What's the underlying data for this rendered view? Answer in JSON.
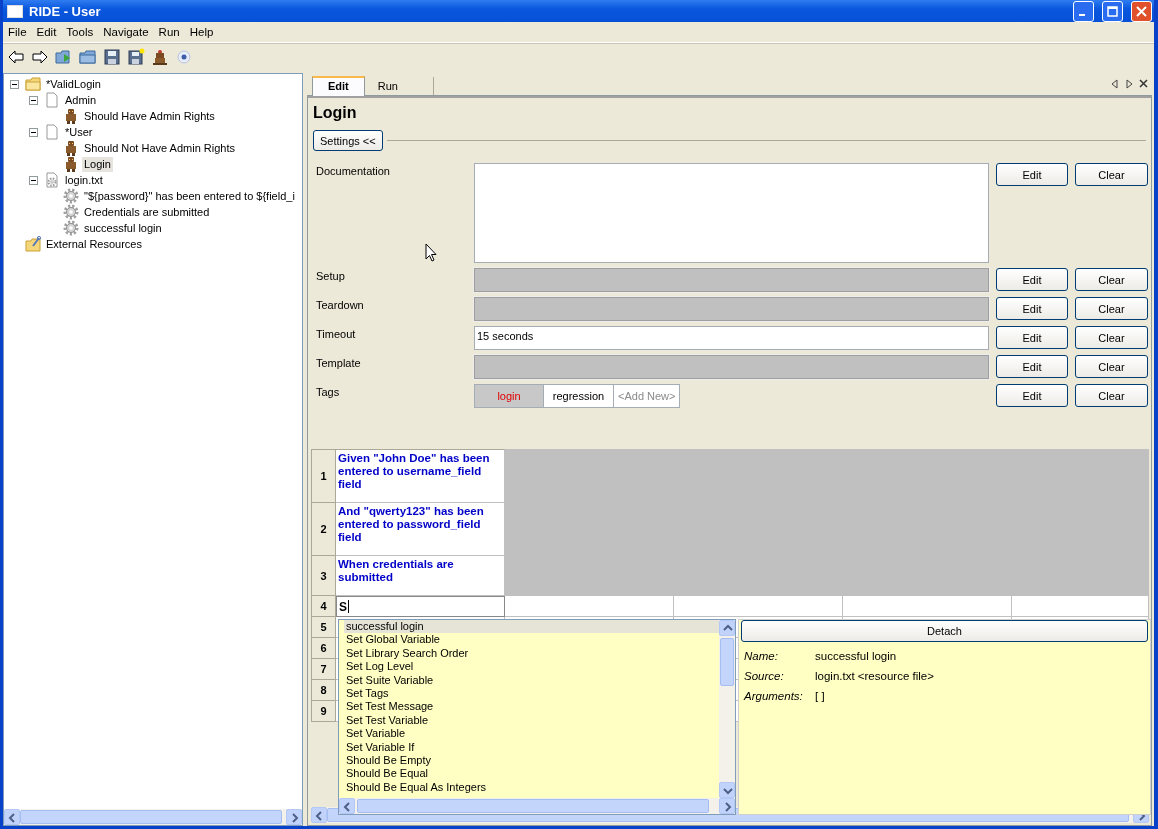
{
  "window": {
    "title": "RIDE - User"
  },
  "menu": [
    "File",
    "Edit",
    "Tools",
    "Navigate",
    "Run",
    "Help"
  ],
  "tree": [
    {
      "label": "*ValidLogin",
      "kind": "suite",
      "expanded": true,
      "selected": false,
      "children": [
        {
          "label": "Admin",
          "kind": "file",
          "expanded": true,
          "selected": false,
          "children": [
            {
              "label": "Should Have Admin Rights",
              "kind": "test",
              "selected": false
            }
          ]
        },
        {
          "label": "*User",
          "kind": "file",
          "expanded": true,
          "selected": false,
          "children": [
            {
              "label": "Should Not Have Admin Rights",
              "kind": "test",
              "selected": false
            },
            {
              "label": "Login",
              "kind": "test",
              "selected": true
            }
          ]
        },
        {
          "label": "login.txt",
          "kind": "resource",
          "expanded": true,
          "selected": false,
          "children": [
            {
              "label": "\"${password}\" has been entered to ${field_i",
              "kind": "keyword",
              "selected": false
            },
            {
              "label": "Credentials are submitted",
              "kind": "keyword",
              "selected": false
            },
            {
              "label": "successful login",
              "kind": "keyword",
              "selected": false
            }
          ]
        }
      ]
    },
    {
      "label": "External Resources",
      "kind": "external",
      "selected": false
    }
  ],
  "tabs": [
    {
      "label": "Edit",
      "selected": true
    },
    {
      "label": "Run",
      "selected": false
    }
  ],
  "editor": {
    "title": "Login",
    "settings_button": "Settings <<",
    "settings": [
      {
        "label": "Documentation",
        "kind": "multiline",
        "disabled": false,
        "edit_button": "Edit",
        "clear_button": "Clear"
      },
      {
        "label": "Setup",
        "kind": "line",
        "disabled": true,
        "edit_button": "Edit",
        "clear_button": "Clear"
      },
      {
        "label": "Teardown",
        "kind": "line",
        "disabled": true,
        "edit_button": "Edit",
        "clear_button": "Clear"
      },
      {
        "label": "Timeout",
        "kind": "line",
        "disabled": false,
        "value": "15 seconds",
        "edit_button": "Edit",
        "clear_button": "Clear"
      },
      {
        "label": "Template",
        "kind": "line",
        "disabled": true,
        "edit_button": "Edit",
        "clear_button": "Clear"
      },
      {
        "label": "Tags",
        "kind": "tags",
        "tags": [
          {
            "label": "login",
            "kind": "forced"
          },
          {
            "label": "regression",
            "kind": "normal"
          },
          {
            "label": "<Add New>",
            "kind": "add"
          }
        ],
        "edit_button": "Edit",
        "clear_button": "Clear"
      }
    ]
  },
  "grid": {
    "rows": [
      {
        "number": "1",
        "kind": "keyword",
        "text": "Given \"John Doe\" has been entered to username_field field"
      },
      {
        "number": "2",
        "kind": "keyword",
        "text": "And \"qwerty123\" has been entered to password_field field"
      },
      {
        "number": "3",
        "kind": "keyword",
        "text": "When credentials are submitted"
      },
      {
        "number": "4",
        "kind": "editing",
        "text": "S"
      },
      {
        "number": "5",
        "kind": "empty"
      },
      {
        "number": "6",
        "kind": "empty"
      },
      {
        "number": "7",
        "kind": "empty"
      },
      {
        "number": "8",
        "kind": "empty"
      },
      {
        "number": "9",
        "kind": "empty"
      }
    ]
  },
  "autocomplete": {
    "items": [
      {
        "label": "successful login",
        "selected": true
      },
      {
        "label": "Set Global Variable",
        "selected": false
      },
      {
        "label": "Set Library Search Order",
        "selected": false
      },
      {
        "label": "Set Log Level",
        "selected": false
      },
      {
        "label": "Set Suite Variable",
        "selected": false
      },
      {
        "label": "Set Tags",
        "selected": false
      },
      {
        "label": "Set Test Message",
        "selected": false
      },
      {
        "label": "Set Test Variable",
        "selected": false
      },
      {
        "label": "Set Variable",
        "selected": false
      },
      {
        "label": "Set Variable If",
        "selected": false
      },
      {
        "label": "Should Be Empty",
        "selected": false
      },
      {
        "label": "Should Be Equal",
        "selected": false
      },
      {
        "label": "Should Be Equal As Integers",
        "selected": false
      }
    ]
  },
  "details": {
    "button": "Detach",
    "fields": [
      {
        "label": "Name:",
        "value": "successful login"
      },
      {
        "label": "Source:",
        "value": "login.txt <resource file>"
      },
      {
        "label": "Arguments:",
        "value": "[ ]"
      }
    ]
  }
}
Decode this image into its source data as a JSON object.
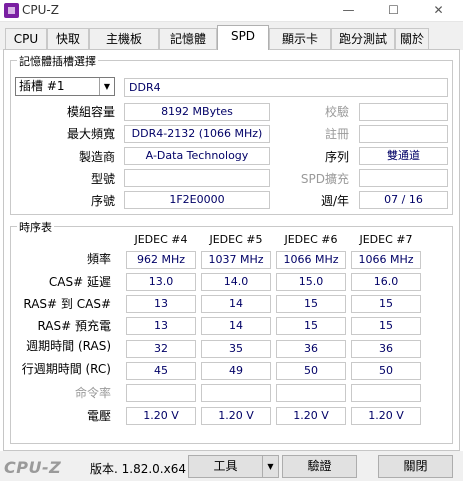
{
  "window": {
    "title": "CPU-Z",
    "minimize": "—",
    "maximize": "☐",
    "close": "✕"
  },
  "tabs": [
    "CPU",
    "快取",
    "主機板",
    "記憶體",
    "SPD",
    "顯示卡",
    "跑分測試",
    "關於"
  ],
  "active_tab": "SPD",
  "slot_group": {
    "title": "記憶體插槽選擇",
    "slot_value": "插槽 #1",
    "memory_type": "DDR4",
    "labels": {
      "module_size": "模組容量",
      "max_bandwidth": "最大頻寬",
      "manufacturer": "製造商",
      "part_number": "型號",
      "serial_number": "序號",
      "correction": "校驗",
      "registered": "註冊",
      "ranks": "序列",
      "spd_ext": "SPD擴充",
      "week_year": "週/年"
    },
    "values": {
      "module_size": "8192 MBytes",
      "max_bandwidth": "DDR4-2132 (1066 MHz)",
      "manufacturer": "A-Data Technology",
      "part_number": "",
      "serial_number": "1F2E0000",
      "correction": "",
      "registered": "",
      "ranks": "雙通道",
      "spd_ext": "",
      "week_year": "07 / 16"
    }
  },
  "timings_group": {
    "title": "時序表",
    "columns": [
      "JEDEC #4",
      "JEDEC #5",
      "JEDEC #6",
      "JEDEC #7"
    ],
    "rows": [
      {
        "label": "頻率",
        "values": [
          "962 MHz",
          "1037 MHz",
          "1066 MHz",
          "1066 MHz"
        ]
      },
      {
        "label": "CAS# 延遲",
        "values": [
          "13.0",
          "14.0",
          "15.0",
          "16.0"
        ]
      },
      {
        "label": "RAS# 到 CAS#",
        "values": [
          "13",
          "14",
          "15",
          "15"
        ]
      },
      {
        "label": "RAS# 預充電",
        "values": [
          "13",
          "14",
          "15",
          "15"
        ]
      },
      {
        "label": "週期時間 (RAS)",
        "values": [
          "32",
          "35",
          "36",
          "36"
        ]
      },
      {
        "label": "行週期時間 (RC)",
        "values": [
          "45",
          "49",
          "50",
          "50"
        ]
      },
      {
        "label": "命令率",
        "values": [
          "",
          "",
          "",
          ""
        ]
      },
      {
        "label": "電壓",
        "values": [
          "1.20 V",
          "1.20 V",
          "1.20 V",
          "1.20 V"
        ]
      }
    ]
  },
  "bottom": {
    "logo": "CPU-Z",
    "version": "版本. 1.82.0.x64",
    "tools_button": "工具",
    "tools_arrow": "▼",
    "validate_button": "驗證",
    "close_button": "關閉"
  }
}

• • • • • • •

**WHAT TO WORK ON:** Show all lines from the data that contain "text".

**RESULT FOR THIS TASK:**
        "text": "Given \"John Doe\" has been entered to username_field field"
        "text": "And \"qwerty123\" has been entered to password_field field"
        "text": "When credentials are submitted"
        "text": "S"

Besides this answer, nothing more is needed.